Styling with user-provided classes

If a footnote's text starts with a token of the special form then this token is used to derive a set of CSS classes that are added to that footnote and its references. This enables users to style elements of a particular footnote provided that the administrator provisioned and documented some special CSS classes in a custom skin. Default skin does not provide any of such special classes.

The token must start with a dot and must end with a colon; in between of these it must be a dot-separated list of words; each word may contain only ASCII alphanumeric characters and hyphens.


The numbers for misreferences, unreferenced footnotes and joined footnotes (that have several definitions with the same label) are counted.

If any of these counter is non-zero then TH1 variable $footnotes_issues_counters is set to the space separated list of corresponding integers.
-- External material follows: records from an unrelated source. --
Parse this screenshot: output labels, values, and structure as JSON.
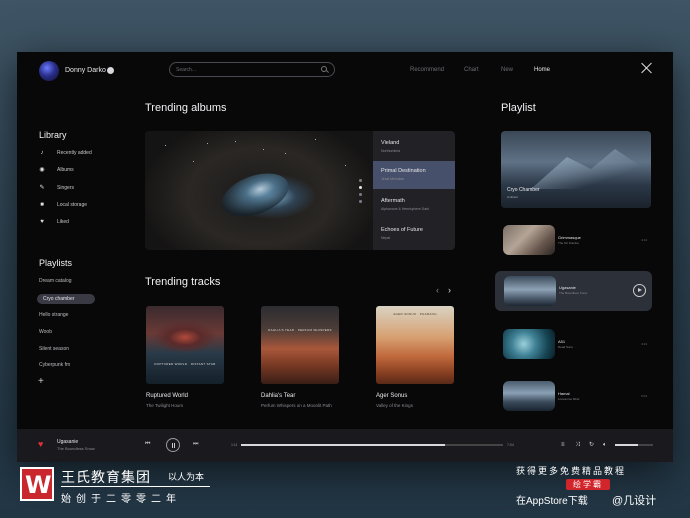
{
  "header": {
    "user_name": "Donny Darko",
    "search_placeholder": "Search...",
    "nav": [
      "Recommend",
      "Chart",
      "New",
      "Home"
    ],
    "active_nav": "Home"
  },
  "sidebar": {
    "library_title": "Library",
    "library_items": [
      {
        "icon": "music-note-icon",
        "label": "Recently added"
      },
      {
        "icon": "disc-icon",
        "label": "Albums"
      },
      {
        "icon": "microphone-icon",
        "label": "Singers"
      },
      {
        "icon": "folder-icon",
        "label": "Local storage"
      },
      {
        "icon": "heart-icon",
        "label": "Liked"
      }
    ],
    "playlists_title": "Playlists",
    "playlists": [
      "Dream catalog",
      "Cryo chamber",
      "Hello strange",
      "Woob",
      "Silent season",
      "Cyberpunk fm"
    ],
    "active_playlist": "Cryo chamber"
  },
  "trending_albums": {
    "title": "Trending albums",
    "items": [
      {
        "title": "Vieland",
        "subtitle": "Northumbria"
      },
      {
        "title": "Primal Destination",
        "subtitle": "Jesal Melodias"
      },
      {
        "title": "Aftermath",
        "subtitle": "Alphaxone & Hemisphere Dark"
      },
      {
        "title": "Echoes of Future",
        "subtitle": "Nepal"
      }
    ],
    "active_index": 1,
    "dot_count": 4,
    "active_dot": 1
  },
  "trending_tracks": {
    "title": "Trending tracks",
    "items": [
      {
        "title": "Ruptured World",
        "subtitle": "The Twilight Hours",
        "cover_text": "RUPTURED WORLD · DISTANT STAR"
      },
      {
        "title": "Dahlia's Tear",
        "subtitle": "Perfum Whispers on a Moonlit Path",
        "cover_text": "DAHLIA'S TEAR · PERFUM WHISPERS"
      },
      {
        "title": "Ager Sonus",
        "subtitle": "Valley of the Kings",
        "cover_text": "AGER SONUS · PHARAOH"
      }
    ]
  },
  "playlist_panel": {
    "title": "Playlist",
    "featured": {
      "title": "Cryo Chamber",
      "subtitle": "Ambient"
    },
    "items": [
      {
        "title": "Grimmasque",
        "subtitle": "The Ori Fractus",
        "duration": "4:14"
      },
      {
        "title": "Ugasanie",
        "subtitle": "The Boundless Snow",
        "duration": ""
      },
      {
        "title": "A51",
        "subtitle": "Dead Suns",
        "duration": "3:24"
      },
      {
        "title": "Hamal",
        "subtitle": "Lonesome Mind",
        "duration": "5:03"
      }
    ],
    "active_index": 1
  },
  "player": {
    "title": "Ugasanie",
    "subtitle": "The Boundless Snow",
    "elapsed": "1:11",
    "total": "7:04",
    "progress": 0.78,
    "volume": 0.6
  },
  "watermark": {
    "brand": "王氏教育集团",
    "slogan": "以人为本",
    "founded": "始创于二零零二年",
    "promo": "获得更多免费精品教程",
    "badge": "绘学霸",
    "store": "在AppStore下载",
    "handle": "@几设计"
  },
  "colors": {
    "app_bg": "#080809",
    "accent_heart": "#e0303a",
    "active_row": "#46506a",
    "watermark_red": "#c9262d"
  }
}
This simplifies reporting about issues with footnotes from within a header of a page (if such warning is provisioned in a custom skin).
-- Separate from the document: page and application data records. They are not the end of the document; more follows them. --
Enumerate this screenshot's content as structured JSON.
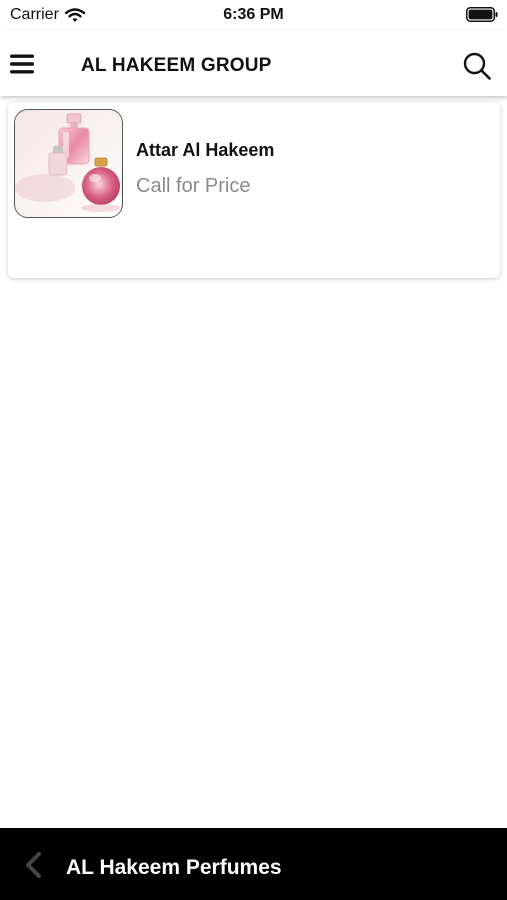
{
  "status_bar": {
    "carrier": "Carrier",
    "time": "6:36 PM"
  },
  "header": {
    "title": "AL HAKEEM GROUP"
  },
  "products": [
    {
      "name": "Attar Al Hakeem",
      "price": "Call for Price"
    }
  ],
  "footer": {
    "title": "AL Hakeem Perfumes"
  },
  "icons": {
    "menu": "hamburger-menu-icon",
    "search": "search-icon",
    "back": "back-arrow-icon",
    "wifi": "wifi-icon",
    "battery": "battery-icon"
  },
  "colors": {
    "price": "#8a8a8a",
    "footer_bg": "#000000",
    "header_bg": "#ffffff"
  }
}
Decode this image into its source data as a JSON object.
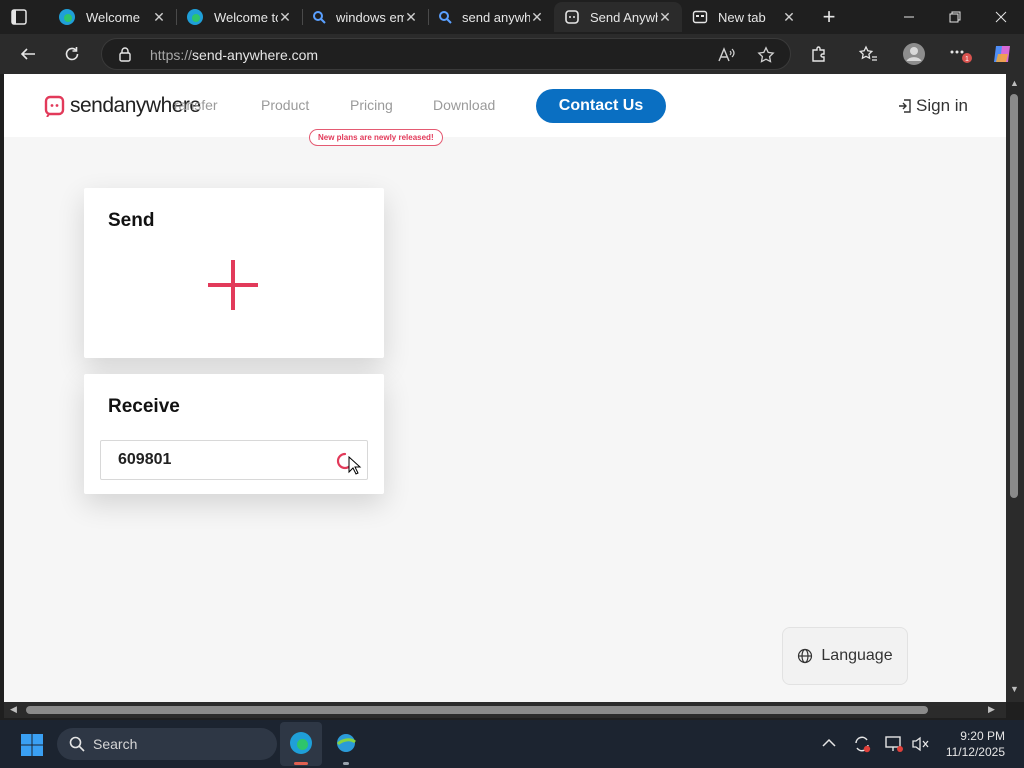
{
  "browser": {
    "tabs": [
      {
        "title": "Welcome",
        "icon": "edge-icon",
        "active": false
      },
      {
        "title": "Welcome to",
        "icon": "edge-icon",
        "active": false
      },
      {
        "title": "windows em",
        "icon": "search-icon",
        "active": false
      },
      {
        "title": "send anywh",
        "icon": "search-icon",
        "active": false
      },
      {
        "title": "Send Anywh",
        "icon": "sendanywhere-icon",
        "active": true
      },
      {
        "title": "New tab",
        "icon": "newtab-icon",
        "active": false
      }
    ],
    "close_glyph": "✕",
    "new_tab_glyph": "+",
    "address": {
      "scheme": "https://",
      "host": "send-anywhere.com"
    },
    "extension_badge": "1"
  },
  "site": {
    "logo": {
      "send": "send",
      "anywhere": "anywhere"
    },
    "nav": {
      "transfer": "ransfer",
      "product": "Product",
      "pricing": "Pricing",
      "download": "Download",
      "pricing_badge": "New plans are newly released!",
      "contact": "Contact Us",
      "signin": "Sign in"
    },
    "send": {
      "title": "Send"
    },
    "receive": {
      "title": "Receive",
      "key_value": "609801"
    },
    "language": "Language"
  },
  "colors": {
    "accent": "#e23a5a",
    "primary": "#0a6fc2"
  },
  "taskbar": {
    "search_placeholder": "Search",
    "time": "9:20 PM",
    "date": "11/12/2025"
  }
}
Also --lint-footnotes option is added to the test-markdown-render command3. If this flag is given and footnotes in the input have issues, then the above-mentioned counters are printed to stderr and non-zero exit code is set.

Known issues and limitations
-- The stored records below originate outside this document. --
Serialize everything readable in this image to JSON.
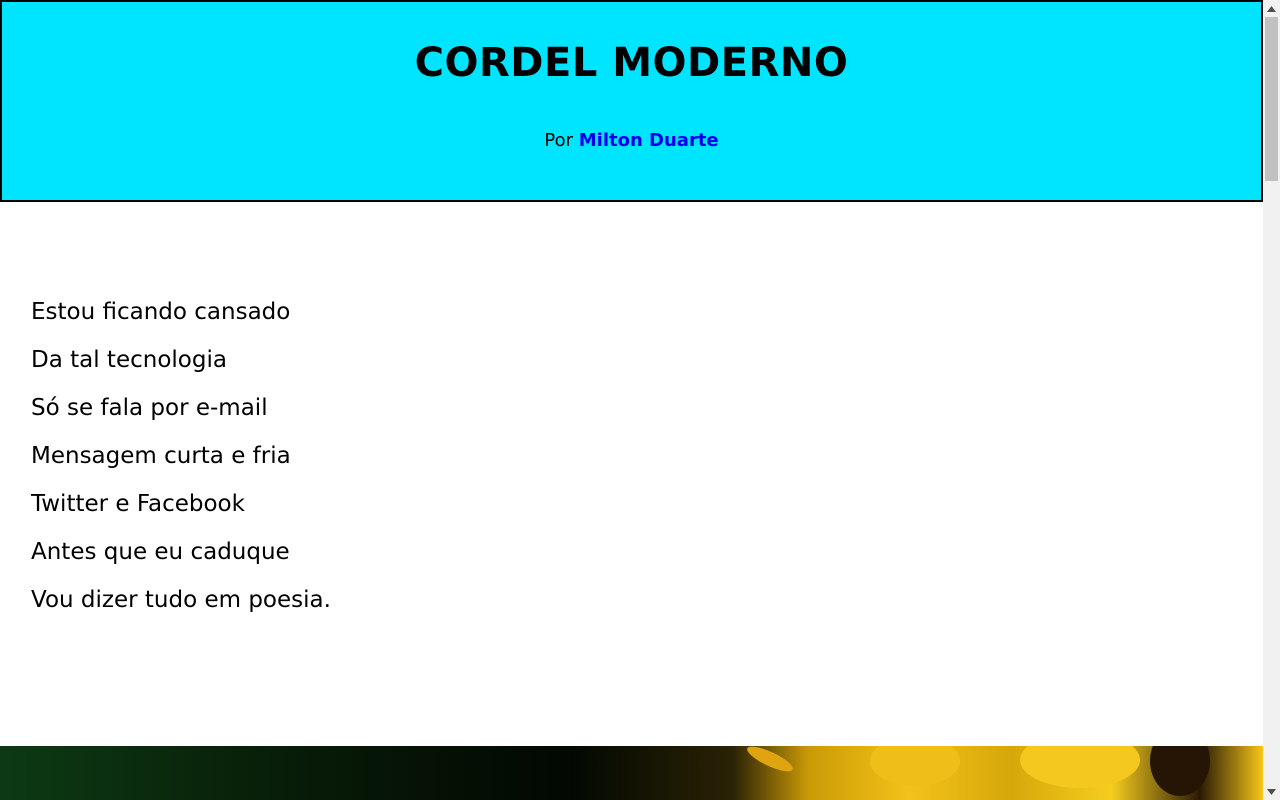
{
  "header": {
    "title": "CORDEL MODERNO",
    "byline_prefix": "Por",
    "author": "Milton Duarte",
    "background_color": "#00e5ff",
    "link_color": "#0000ee"
  },
  "poem": {
    "lines": [
      "Estou ficando cansado",
      "Da tal tecnologia",
      "Só se fala por e-mail",
      "Mensagem curta e fria",
      "Twitter e Facebook",
      "Antes que eu caduque",
      "Vou dizer tudo em poesia."
    ]
  },
  "hero_image": {
    "icon": "yellow-flower-photo"
  },
  "scrollbar": {
    "up_icon": "triangle-up-icon",
    "down_icon": "triangle-down-icon"
  }
}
  1. There is an issue for webpages where <base href="..."> is inconsistent with the actual REQUEST_URI of a page. As of this writing preview tabs of the /wikiedit and /fileedit pages are affected. There was an attempt to fix base href but as of this writing it's not merged onto mainline. An attempt to fix it by including RQUEST_URI into the generated hyperlinks does not seem to help for these AJAXified pages.
    There is a hope to solve this issue before version 2.19 of Fossil.

  2. A footnote's text is parsed and rendered in "inline mode". This is what is needed for the usual case, but it means that block-level markup might not work inside of a footnote. If the "block-level" markup is desired then it can be done via HTML tags in the text of a footnote.

  3. Source text of an inline footnote may not contain blank lines. This limitation comes from the current architecture of the parser where paragraphs are identified before the links (and footnotes alike).
    That does not seem like a big problem in the light of the second point and the provisioned purpose of footnotes (described in the beginning).

Notes about implementation

A static integer counter is incremented upon each rendering of a Markdown document within a single process execution. This enables to generate unique IDs for footnotes and back-references within a single webpage. The counter is incremented for each invocation of markdown_to_html() in the hope for better durability of hyperlinks that point to a footnote (or a footnote's marker) within a particular post of the forum.

Counters for issues are global variables (g.ftntsIssues). The other options were considered as over-complication.

Security considerations

This implementation adds three places (above the ordinary Markdown processing) where the user input is used to construct HTML.

  1. REQUEST_URI is escaped via newly added escape_quotes() function before getting into the values of href attributes.

  2. Labels and source code of unreferenced footnotes are processed in the same way as other code blocks in Markdown source (via html_escape() function).

  3. User provided classes are constrained to ASCII alphanumeric characters and hyphens.

Thus it is believed that this feature does not introduce vulnerability for HTML injection.

Performance considerations

Footnotes processing always terminates. The amount of CPU required for the processing of typical footnotes should be on par with the rest of the Markdown processor. The worst theoretical case constitutes of a long chain of recursively nested inline footnotes. For this case the theoretical complexity is O(n2). Thus to keep CPU consumption in bounds the maximal depth of nesting that is considered is limited to 5.

See also:



  1. ^ If this version of Fossil supports4 footnotes then the actual syntax should be documented at /md_rules.
  2. ^ Some examples (albeit unusual) may be seen at /doc/markdown-footnotes/test/
  3. ^ A link to the corresponding check-in should also test extraction of backlinks from within footnotes.
  4. ^ These four footnotes should test the functionality of footnotes on Wiki pages.